Not only is this monetary savings significant for students, but the enhanced cultural experience adds a extra dimension to a student's education. Survey after survey of human resource department personnel show that job applicants with international educational experiences and additional language skills standout compared to applicants without these experiences and skills. This translates into more interviews and a higher percentage of job offers. Further, bilingual employees have been shown to earn more over the course of their careers.
In addition to the savings, many college students are just now learning that the myths they have heard regarding studying in other countries are actually far from true. For example, Federal financial aid, scholarships, and certain grants can be used to pursue College Study Abroad. According to industry leader AmeriSpan's co-founder John Slocum, "One of the biggest myths out there is that studying abroad costs more than a regular semester. Prices are lower than in-state tuition at many public institutions and the savings are huge compared to out-of-state or private college tuition. Moreover, financial aid can be used for studying abroad including travel costs." On top of this, study abroad scholarships are available to help students who might otherwise not have the means to pursue this course of study.
Founded in 1993, AmeriSpan Study Abroad offers more than 100 study abroad, language-learning and volunteer programs worldwide for participants of all ages and language level. The Philadelphia-based organization has long been an innovator in the study abroad field, building its reputation by offering high quality, low cost language immersion programs. In September 2010, the company was awarded its 2nd consecutive 'Star Award' as the Best Agency in North America. The industry's prestigious Star Award is voted by organizations worldwide and awarded annually.

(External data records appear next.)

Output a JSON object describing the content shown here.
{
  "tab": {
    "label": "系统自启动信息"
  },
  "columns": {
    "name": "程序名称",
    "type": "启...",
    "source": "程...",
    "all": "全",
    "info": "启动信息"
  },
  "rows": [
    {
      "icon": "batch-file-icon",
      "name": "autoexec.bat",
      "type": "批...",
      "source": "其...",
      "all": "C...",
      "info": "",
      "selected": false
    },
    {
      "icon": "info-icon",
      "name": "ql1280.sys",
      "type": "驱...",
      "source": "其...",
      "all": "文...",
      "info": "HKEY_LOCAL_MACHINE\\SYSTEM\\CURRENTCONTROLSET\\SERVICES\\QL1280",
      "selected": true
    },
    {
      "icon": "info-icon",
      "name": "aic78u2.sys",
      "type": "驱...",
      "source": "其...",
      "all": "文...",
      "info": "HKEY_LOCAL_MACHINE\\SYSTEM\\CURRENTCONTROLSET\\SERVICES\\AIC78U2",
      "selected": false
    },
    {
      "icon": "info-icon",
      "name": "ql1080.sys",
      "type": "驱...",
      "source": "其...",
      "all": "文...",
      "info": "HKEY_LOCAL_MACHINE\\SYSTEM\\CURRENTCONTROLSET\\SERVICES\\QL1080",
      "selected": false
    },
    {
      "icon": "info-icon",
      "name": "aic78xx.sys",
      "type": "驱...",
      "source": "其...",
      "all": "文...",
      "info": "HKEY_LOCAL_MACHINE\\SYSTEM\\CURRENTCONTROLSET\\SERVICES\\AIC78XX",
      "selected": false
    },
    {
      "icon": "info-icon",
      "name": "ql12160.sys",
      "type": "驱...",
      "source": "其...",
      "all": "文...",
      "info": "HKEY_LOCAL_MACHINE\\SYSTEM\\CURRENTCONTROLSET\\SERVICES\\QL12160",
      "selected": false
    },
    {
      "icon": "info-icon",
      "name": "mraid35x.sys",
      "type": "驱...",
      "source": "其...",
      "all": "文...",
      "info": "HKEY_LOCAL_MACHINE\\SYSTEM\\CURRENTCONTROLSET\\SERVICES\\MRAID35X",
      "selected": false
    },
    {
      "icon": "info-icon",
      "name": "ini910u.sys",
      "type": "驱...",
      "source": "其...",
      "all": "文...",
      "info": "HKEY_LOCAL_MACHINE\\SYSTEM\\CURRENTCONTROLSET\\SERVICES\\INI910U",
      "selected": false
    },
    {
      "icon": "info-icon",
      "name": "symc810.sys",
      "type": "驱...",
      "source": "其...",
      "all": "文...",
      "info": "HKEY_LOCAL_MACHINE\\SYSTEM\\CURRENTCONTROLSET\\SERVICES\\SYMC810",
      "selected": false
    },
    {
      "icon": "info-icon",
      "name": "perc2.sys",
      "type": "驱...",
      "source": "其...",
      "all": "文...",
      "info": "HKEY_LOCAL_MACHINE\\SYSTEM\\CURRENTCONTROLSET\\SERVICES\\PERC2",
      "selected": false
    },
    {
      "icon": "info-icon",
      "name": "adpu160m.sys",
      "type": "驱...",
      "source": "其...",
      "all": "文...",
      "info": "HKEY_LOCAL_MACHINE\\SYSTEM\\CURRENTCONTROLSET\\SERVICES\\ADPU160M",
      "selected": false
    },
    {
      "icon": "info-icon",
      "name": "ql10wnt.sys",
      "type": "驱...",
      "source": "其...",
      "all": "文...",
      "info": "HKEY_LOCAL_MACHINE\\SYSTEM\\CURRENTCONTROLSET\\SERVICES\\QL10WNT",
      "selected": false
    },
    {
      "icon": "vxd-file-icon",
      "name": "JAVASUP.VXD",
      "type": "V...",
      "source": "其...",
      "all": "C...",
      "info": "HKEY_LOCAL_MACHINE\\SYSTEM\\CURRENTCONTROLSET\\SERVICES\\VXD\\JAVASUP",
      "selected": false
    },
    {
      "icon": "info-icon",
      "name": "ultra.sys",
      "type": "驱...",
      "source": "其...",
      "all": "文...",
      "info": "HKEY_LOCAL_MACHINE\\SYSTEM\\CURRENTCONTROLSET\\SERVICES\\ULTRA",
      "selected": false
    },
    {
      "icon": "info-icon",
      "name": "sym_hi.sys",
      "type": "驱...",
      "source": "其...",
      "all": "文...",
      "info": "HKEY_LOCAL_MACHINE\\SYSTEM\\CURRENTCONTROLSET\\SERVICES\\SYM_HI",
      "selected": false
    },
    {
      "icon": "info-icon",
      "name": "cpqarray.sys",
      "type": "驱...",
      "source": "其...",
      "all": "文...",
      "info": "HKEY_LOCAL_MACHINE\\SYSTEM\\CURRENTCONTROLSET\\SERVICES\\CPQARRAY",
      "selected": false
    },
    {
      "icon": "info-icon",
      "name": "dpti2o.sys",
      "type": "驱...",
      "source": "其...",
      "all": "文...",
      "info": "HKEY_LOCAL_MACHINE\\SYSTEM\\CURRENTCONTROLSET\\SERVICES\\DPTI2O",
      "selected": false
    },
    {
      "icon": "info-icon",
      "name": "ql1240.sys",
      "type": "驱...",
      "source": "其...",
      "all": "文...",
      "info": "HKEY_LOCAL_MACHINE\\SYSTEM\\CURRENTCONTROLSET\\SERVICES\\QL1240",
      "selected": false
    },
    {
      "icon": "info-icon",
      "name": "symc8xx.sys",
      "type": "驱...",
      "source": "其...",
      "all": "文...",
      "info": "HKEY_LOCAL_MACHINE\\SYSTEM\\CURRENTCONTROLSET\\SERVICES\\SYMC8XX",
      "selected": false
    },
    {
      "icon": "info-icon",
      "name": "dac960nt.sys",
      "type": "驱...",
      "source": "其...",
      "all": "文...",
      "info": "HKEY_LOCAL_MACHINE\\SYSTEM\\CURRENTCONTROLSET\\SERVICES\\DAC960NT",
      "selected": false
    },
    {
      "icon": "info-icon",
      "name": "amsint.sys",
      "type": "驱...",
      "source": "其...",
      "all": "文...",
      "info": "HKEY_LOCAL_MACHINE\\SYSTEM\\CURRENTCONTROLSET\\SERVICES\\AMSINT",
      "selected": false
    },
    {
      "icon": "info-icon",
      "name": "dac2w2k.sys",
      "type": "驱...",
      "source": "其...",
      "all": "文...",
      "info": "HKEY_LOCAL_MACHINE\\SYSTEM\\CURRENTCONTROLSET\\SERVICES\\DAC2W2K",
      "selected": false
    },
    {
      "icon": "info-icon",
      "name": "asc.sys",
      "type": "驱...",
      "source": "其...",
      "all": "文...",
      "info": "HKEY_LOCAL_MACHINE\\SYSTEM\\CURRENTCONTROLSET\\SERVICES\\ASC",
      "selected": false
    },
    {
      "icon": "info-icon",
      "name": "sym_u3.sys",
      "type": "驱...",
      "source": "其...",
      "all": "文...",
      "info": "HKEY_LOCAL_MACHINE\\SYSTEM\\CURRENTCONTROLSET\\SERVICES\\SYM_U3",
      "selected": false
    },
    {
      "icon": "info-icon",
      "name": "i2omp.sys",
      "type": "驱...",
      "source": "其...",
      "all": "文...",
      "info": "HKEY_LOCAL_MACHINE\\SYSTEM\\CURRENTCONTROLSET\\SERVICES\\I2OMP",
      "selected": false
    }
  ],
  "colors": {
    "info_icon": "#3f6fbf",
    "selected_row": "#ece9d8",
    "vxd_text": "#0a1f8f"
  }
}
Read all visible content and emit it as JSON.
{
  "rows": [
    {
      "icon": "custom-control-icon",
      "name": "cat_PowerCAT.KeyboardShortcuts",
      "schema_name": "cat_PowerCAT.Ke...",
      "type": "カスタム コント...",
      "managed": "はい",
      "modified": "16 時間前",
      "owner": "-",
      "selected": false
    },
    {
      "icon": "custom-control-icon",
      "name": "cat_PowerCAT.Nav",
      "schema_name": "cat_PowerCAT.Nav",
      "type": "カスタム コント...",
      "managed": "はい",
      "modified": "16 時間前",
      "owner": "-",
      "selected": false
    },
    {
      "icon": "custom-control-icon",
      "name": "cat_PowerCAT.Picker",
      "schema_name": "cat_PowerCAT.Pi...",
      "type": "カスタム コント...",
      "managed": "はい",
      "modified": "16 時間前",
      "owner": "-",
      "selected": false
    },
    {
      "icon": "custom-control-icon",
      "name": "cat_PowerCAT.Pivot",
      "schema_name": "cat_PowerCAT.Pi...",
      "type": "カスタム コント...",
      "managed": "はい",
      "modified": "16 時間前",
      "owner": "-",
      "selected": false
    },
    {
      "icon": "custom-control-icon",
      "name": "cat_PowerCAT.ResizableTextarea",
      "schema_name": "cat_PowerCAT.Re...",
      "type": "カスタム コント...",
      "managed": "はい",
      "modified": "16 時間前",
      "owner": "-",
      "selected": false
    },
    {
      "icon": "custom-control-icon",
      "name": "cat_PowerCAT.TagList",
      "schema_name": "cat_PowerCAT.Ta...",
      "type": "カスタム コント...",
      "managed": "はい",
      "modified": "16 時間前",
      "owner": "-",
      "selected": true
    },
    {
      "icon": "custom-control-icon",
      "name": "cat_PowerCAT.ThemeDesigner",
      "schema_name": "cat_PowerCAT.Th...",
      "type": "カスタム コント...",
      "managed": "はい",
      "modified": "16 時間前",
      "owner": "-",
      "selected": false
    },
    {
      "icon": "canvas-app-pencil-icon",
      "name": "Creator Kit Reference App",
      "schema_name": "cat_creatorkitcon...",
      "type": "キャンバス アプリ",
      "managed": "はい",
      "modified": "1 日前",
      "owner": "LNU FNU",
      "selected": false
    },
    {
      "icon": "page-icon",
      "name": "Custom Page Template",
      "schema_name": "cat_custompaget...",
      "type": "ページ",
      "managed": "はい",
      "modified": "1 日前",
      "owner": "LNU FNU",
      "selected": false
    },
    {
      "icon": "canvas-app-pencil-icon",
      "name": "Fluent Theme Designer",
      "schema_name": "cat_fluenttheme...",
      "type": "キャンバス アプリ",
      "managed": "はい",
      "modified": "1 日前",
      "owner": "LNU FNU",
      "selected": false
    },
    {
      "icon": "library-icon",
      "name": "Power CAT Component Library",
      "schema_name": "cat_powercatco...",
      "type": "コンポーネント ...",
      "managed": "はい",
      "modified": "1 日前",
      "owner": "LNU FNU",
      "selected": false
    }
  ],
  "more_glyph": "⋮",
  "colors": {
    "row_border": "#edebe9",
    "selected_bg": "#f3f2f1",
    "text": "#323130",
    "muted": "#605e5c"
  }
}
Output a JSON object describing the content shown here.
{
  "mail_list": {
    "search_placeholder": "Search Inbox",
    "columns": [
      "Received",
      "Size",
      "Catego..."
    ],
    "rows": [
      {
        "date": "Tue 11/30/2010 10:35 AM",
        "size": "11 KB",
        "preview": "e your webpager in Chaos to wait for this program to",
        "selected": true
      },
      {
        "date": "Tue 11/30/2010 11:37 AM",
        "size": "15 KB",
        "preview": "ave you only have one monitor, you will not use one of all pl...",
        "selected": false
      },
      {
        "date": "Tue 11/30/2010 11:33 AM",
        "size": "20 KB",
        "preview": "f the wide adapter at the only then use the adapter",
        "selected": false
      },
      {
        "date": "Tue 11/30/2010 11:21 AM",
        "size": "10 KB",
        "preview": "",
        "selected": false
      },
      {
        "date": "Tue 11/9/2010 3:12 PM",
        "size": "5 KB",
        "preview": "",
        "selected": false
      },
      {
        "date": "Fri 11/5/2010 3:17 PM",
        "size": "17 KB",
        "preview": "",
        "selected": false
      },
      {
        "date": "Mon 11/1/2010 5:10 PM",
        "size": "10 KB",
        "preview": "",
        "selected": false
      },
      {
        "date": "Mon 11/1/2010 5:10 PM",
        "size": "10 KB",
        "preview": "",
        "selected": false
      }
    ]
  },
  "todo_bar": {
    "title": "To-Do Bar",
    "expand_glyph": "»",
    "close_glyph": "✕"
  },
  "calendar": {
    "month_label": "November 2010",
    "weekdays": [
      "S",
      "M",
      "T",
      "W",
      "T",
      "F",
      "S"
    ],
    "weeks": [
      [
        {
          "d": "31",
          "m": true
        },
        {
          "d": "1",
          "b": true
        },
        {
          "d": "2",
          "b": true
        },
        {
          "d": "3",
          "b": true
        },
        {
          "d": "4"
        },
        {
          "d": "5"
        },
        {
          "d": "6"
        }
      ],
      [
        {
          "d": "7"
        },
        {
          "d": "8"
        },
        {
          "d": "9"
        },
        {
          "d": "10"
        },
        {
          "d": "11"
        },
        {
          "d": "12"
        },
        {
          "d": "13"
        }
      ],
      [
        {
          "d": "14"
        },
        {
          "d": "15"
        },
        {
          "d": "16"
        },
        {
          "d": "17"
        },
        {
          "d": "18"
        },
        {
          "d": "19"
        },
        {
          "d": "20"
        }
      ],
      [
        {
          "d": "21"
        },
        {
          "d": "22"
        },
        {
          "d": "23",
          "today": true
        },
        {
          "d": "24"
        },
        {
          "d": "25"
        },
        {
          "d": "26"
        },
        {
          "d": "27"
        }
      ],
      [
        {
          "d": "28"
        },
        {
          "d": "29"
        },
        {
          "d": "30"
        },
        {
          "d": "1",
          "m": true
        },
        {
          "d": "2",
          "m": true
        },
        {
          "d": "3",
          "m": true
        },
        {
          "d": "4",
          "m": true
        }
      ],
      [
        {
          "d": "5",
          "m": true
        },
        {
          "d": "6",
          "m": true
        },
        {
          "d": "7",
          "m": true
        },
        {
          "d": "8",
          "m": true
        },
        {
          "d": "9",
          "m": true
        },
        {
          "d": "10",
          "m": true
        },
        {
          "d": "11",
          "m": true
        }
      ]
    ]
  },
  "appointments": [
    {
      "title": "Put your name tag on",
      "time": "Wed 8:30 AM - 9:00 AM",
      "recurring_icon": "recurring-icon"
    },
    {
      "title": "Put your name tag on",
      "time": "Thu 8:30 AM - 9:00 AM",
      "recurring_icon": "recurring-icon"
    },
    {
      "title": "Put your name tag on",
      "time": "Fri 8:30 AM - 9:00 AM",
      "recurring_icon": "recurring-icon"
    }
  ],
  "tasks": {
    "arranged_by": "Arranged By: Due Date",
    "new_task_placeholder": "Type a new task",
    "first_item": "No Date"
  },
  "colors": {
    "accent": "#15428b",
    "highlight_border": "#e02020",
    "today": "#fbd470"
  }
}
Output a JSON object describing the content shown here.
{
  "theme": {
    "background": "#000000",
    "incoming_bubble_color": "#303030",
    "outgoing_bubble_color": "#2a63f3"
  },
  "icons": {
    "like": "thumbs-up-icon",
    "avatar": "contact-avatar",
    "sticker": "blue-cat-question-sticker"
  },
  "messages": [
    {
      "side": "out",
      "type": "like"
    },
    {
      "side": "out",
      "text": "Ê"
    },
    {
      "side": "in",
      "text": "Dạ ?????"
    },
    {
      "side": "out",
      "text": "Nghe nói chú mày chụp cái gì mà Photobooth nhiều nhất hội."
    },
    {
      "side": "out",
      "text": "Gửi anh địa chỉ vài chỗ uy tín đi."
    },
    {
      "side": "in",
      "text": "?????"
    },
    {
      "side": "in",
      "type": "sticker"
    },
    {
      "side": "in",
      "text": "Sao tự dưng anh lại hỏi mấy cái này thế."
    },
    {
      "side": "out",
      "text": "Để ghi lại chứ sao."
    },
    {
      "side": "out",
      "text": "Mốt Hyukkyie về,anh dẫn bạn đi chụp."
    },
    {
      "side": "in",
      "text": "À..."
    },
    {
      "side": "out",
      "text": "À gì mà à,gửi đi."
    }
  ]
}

Article found: http://www.prweb.com/releases/prweb2011/4/prweb8281678.htm